How to keep your dog safe this winter
We all love a wintry afternoon stroll with a nice hot chocolate and, of course, our faithful furry companions. As winter dawns on us, however, it’s important to keep in mind that the drop in temperature can pose its own unique set of threats to our dog’s safety and wellbeing. The chemicals used in the winter to help prevent the build up of slippery frost can be toxic to dogs, and frost can cause injuries to their paws. As we begin to experience shorter and darker days, it can be more of a challenge to keep your dog safe when out and about. Frozen lakes and ponds can also be particularly dangerous for our more adventurous pups.
Did you know?
Dogs can also suffer from frostbite. One of the major signs of frostbite is skin that looks blue or white, which can affect your dog’s delicate ear flaps and tail tips in particular. Keep an eye out for the signs, and remember that in extreme cold, it’s better to keep your dog inside where possible, with the exception of heavy-coated northern breeds who tend to thrive in low temperatures.
The good news is there lots you can do to help keep your dog safe. Check out the following simple tips and tricks for keeping your dog’s winter blues at bay:
7 simple tips
1. Look after your pup's paws
As well as investing in a winter coat, it might benefit your dog to wear boots or paw protectors. Many different retailers offer these to help keep your dog’s paws safe from injury. Keep an eye out for any signs your dog might be in discomfort due to their paws being too cold when out on a walk, such as stopping and lifting their paws and whining. Furthermore, make sure to clean your dog’s paws after going out in the snow to prevent ice balls from building up, which form between the pads and toes of the paw and can be really painful. Salt and grit used on pavement can irritate your dog’s paws between their toes, and can also be toxic if licked off. Consider using a paw balm which you can buy or make at home to moisturise your dog’s paws.
2. Consider your dog's age
Very young and old dogs have a difficult time regulating their body temperatures, meaning they have more extreme reactions to changes in weather. Older dogs with arthritis may also find wintertime more painful due to the cold weather. If they show signs of discomfort, take them to the vet as soon as possible. Heated beds can help an arthritic dog manage their pain, especially in the colder months, as well as generally helping to warm your dog up during the winter months.
3. Plan indoor activities
When the weather is too extreme, it might be a good idea to consider some indoor enrichment activities with your dog to keep them occupied and mentally stimulated, helping to prevent your dog from misbehaving due to boredom. It’s important to try and take your dog for walks where possible, but try to be sensible and don’t put yourself or your dog at risk. For example, you could use a kong filled with your dog’s favourite food or possibly a treat like dog-friendly peanut butter, or you could play a game of tug which can help to keep them entertained and exercised.

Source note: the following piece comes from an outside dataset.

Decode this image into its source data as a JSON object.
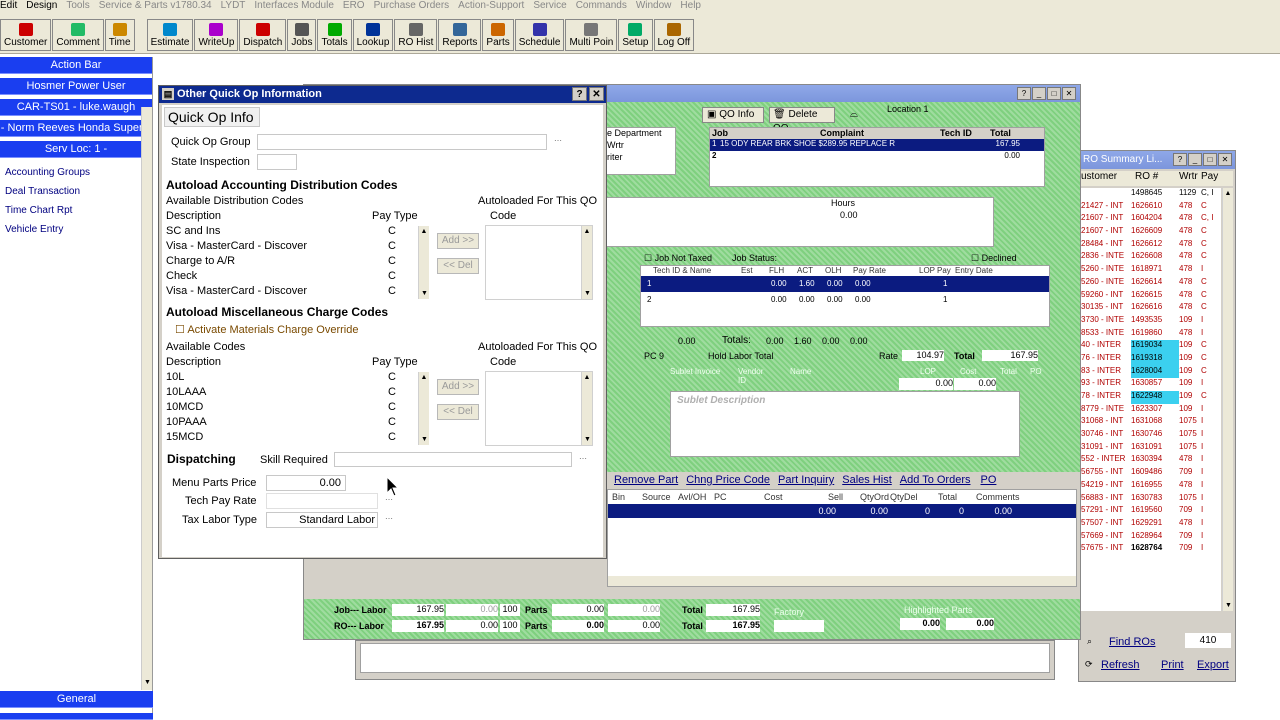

4. Stay clear of frozen lakes/ponds
Make sure to keep your dog on a lead near frozen water, since it can be extremely dangerous and very difficult to rescue your dog if they fall through the ice. Remember, don’t go after your dog if they run towards the frozen water; it is difficult to think about but dogs are strong swimmers and more likely to pull themselves out of a frozen lake than you are.
5. Beware of antifreeze
As little as a teaspoon of antifreeze can cause kidney failure in dogs. Be aware of the signs of ingestion, which include drooling, vomiting, seizures, excessive thirst, panting, lethargy, and a drunken appearance. Even if your own anti-freeze is safely stored away, it can leave dangerous residue in the streets, so be vigilant about where your dog is sniffing. If you think your dog might have ingested antifreeze, it’s important to take them to a veterinarian straight away.
6. The season of dark walks
Try to wear bright, reflective clothing when walking in the dark, and consider purchasing a flashing collar for your dog to make sure they are visible even in the dark. It might also be a good idea to purchase a torch or head lamp to help keep your hands free to walk your dog, as well as a light-up ball if you’re worried your dog might lose it in the dark. Try to walk in well-lit places and walk against the traffic when walking down country roads, remembering to keep your dog on your right to keep them away from the traffic. Remember, only let your dog off in an enclosed area which is away from the road and in a familiar place. Of course, it’s always a good idea to ensure your dog’s recall ability is up to scratch, giving you extra peace of mind when on a walk. You could also try walking with a friend or in a group if you are still anxious about walking in the dark.
7. Consider your dog's diet
It's only natural that your dog will likely get less exersice at this time of year as the idea of long walks out and about aren't quite as appealing for us. It might be a good idea to slightly adjust your dog’s portion size if they are less active due to extreme weather during the winter months. It’s really important for your dog’s health than they stay at an ideal weight.